(Task objective):
For the data below, say how many lines contain "icon". Only the number should be given.

(Source data)
Segment Open
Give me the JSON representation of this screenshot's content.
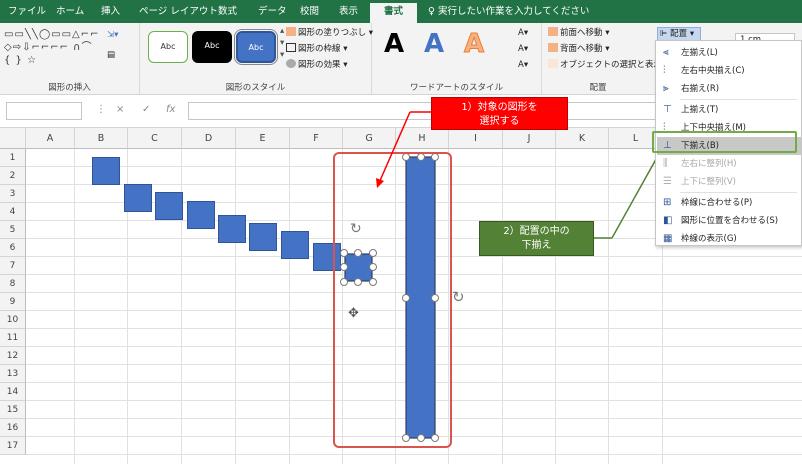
{
  "tabs": [
    "ファイル",
    "ホーム",
    "挿入",
    "ページ レイアウト",
    "数式",
    "データ",
    "校閲",
    "表示",
    "書式"
  ],
  "active_tab": "書式",
  "tell_me": "実行したい作業を入力してください",
  "ribbon": {
    "shape_insert_label": "図形の挿入",
    "shape_glyphs": "▭▭╲╲◯▭▭△⌐⌐◇⇨⇩⌐⌐⌐⌐ ∩⌒ { } ☆",
    "shape_styles": [
      "Abc",
      "Abc",
      "Abc"
    ],
    "fill_label": "図形の塗りつぶし",
    "outline_label": "図形の枠線",
    "effect_label": "図形の効果",
    "shape_style_label": "図形のスタイル",
    "wordart_letters": [
      "A",
      "A",
      "A"
    ],
    "wordart_label": "ワードアートのスタイル",
    "bring_forward": "前面へ移動",
    "send_backward": "背面へ移動",
    "select_pane": "オブジェクトの選択と表示",
    "arrange_label": "配置",
    "align_button": "配置",
    "size_value": "1 cm"
  },
  "formula": {
    "name_box": "",
    "cancel": "×",
    "enter": "✓",
    "fx": "fx",
    "value": ""
  },
  "columns": [
    "A",
    "B",
    "C",
    "D",
    "E",
    "F",
    "G",
    "H",
    "I",
    "J",
    "K",
    "L"
  ],
  "rows": [
    "1",
    "2",
    "3",
    "4",
    "5",
    "6",
    "7",
    "8",
    "9",
    "10",
    "11",
    "12",
    "13",
    "14",
    "15",
    "16",
    "17"
  ],
  "align_menu": [
    {
      "label": "左揃え(L)",
      "enabled": true,
      "selected": false,
      "icon": "align-left-icon"
    },
    {
      "label": "左右中央揃え(C)",
      "enabled": true,
      "selected": false,
      "icon": "align-center-icon"
    },
    {
      "label": "右揃え(R)",
      "enabled": true,
      "selected": false,
      "icon": "align-right-icon"
    },
    {
      "label": "上揃え(T)",
      "enabled": true,
      "selected": false,
      "icon": "align-top-icon"
    },
    {
      "label": "上下中央揃え(M)",
      "enabled": true,
      "selected": false,
      "icon": "align-middle-icon"
    },
    {
      "label": "下揃え(B)",
      "enabled": true,
      "selected": true,
      "icon": "align-bottom-icon"
    },
    {
      "label": "左右に整列(H)",
      "enabled": false,
      "selected": false,
      "icon": "distribute-horizontal-icon"
    },
    {
      "label": "上下に整列(V)",
      "enabled": false,
      "selected": false,
      "icon": "distribute-vertical-icon"
    },
    {
      "label": "枠線に合わせる(P)",
      "enabled": true,
      "selected": false,
      "icon": "snap-to-grid-icon"
    },
    {
      "label": "図形に位置を合わせる(S)",
      "enabled": true,
      "selected": false,
      "icon": "snap-to-shape-icon"
    },
    {
      "label": "枠線の表示(G)",
      "enabled": true,
      "selected": false,
      "icon": "view-gridlines-icon"
    }
  ],
  "callout1": {
    "line1": "1）対象の図形を",
    "line2": "選択する"
  },
  "callout2": {
    "line1": "2）配置の中の",
    "line2": "下揃え"
  },
  "colors": {
    "excel_green": "#217346",
    "shape_blue": "#4472c4",
    "callout_red": "#ff0000",
    "callout_green": "#538135",
    "highlight": "#d9534f"
  }
}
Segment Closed
(Expected answer):
11